Exhausted young businessman working with laptop in officeAs your employees continue to fulfill their responsibilities, you may wonder if they are really happy with their jobs. Some employees voice their frustration, but more often than not, employees really don’t let their employers, managers or supervisors know exactly how unhappy they are until it is too late and they walk out the door for the last time.

How then can employers make sure they have employees who aren’t just completing their tasks but are also happy? Here are some tips:

Ask! When was the last time you asked your employees if they were happy? We aren’t talking about a show of hands in a big employee meeting. Instead we are talking about those one-on-one conversations that should be ongoing. It also comes in the form of ways employees can anonymously make their thoughts known through suggestion boxes or online forums.

Listen! We may not always agree with what employees are providing in feedback, but it is their reality at that moment. When you provide opportunities for their feedback, listen to them fully. Don’t even let your mind start to create a defensive response to their concerns.

Respond! Make sure you are responding appropriately. It could be an individual response is enough; however, if one person is voicing a concern, it is likely more are thinking the same thing. Some responses should include more of a department or company response.

Through it all, it is important to realize that employee happiness doesn’t always come down to the dollar sign in front of their paycheck. Sure, we would all like an occasional or even annual raise, but keeping employees happy goes beyond that.

They want a voice. It’s important to find areas within your business and department where employees have a voice in how or when things are done.

They want flexibility. Not all positions allow for flexibility, but if it is available, be willing to work with employees. Also consider this when you think scheduling a late Friday afternoon or early Monday morning meeting is a good idea, and don’t be afraid to end a meeting early if everything is covered.

They want recognition. Employees want to know they are appreciated. This can come into play by providing food during an early morning or lunch meeting. This can come into play by recognizing verbally or in email employees who are doing outstanding in their work, traits and interactions. Don’t forget that a simple and genuine “Thank You!” goes a long way too.

They want to know the next step.
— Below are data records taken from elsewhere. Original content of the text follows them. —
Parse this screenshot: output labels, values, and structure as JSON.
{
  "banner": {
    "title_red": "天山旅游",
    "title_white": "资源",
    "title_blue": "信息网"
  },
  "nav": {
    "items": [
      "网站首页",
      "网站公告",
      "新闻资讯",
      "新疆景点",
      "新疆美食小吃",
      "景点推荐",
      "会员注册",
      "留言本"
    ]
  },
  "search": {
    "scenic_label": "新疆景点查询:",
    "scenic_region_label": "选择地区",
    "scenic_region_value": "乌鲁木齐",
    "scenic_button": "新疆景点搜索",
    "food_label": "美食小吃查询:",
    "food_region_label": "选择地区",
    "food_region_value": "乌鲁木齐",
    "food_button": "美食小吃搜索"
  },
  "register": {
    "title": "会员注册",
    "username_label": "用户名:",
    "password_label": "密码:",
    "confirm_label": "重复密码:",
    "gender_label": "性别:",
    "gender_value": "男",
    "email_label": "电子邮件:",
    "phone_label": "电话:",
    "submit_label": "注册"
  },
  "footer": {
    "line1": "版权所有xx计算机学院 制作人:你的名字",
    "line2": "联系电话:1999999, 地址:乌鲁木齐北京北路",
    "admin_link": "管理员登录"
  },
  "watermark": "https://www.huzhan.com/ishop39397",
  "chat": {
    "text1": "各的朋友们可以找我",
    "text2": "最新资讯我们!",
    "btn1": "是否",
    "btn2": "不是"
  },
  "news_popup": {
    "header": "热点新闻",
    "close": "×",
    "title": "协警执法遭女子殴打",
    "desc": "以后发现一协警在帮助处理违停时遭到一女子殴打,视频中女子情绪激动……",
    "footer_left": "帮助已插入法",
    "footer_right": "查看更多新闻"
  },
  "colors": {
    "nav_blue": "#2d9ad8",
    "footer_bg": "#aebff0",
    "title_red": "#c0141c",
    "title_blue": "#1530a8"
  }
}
Many employees leave because they are given a chance to expand their career pathway. When you provide a clear pathway within your organization, you are working with your current employees who already know your processes, procedures and expectations as you allow them to also grow.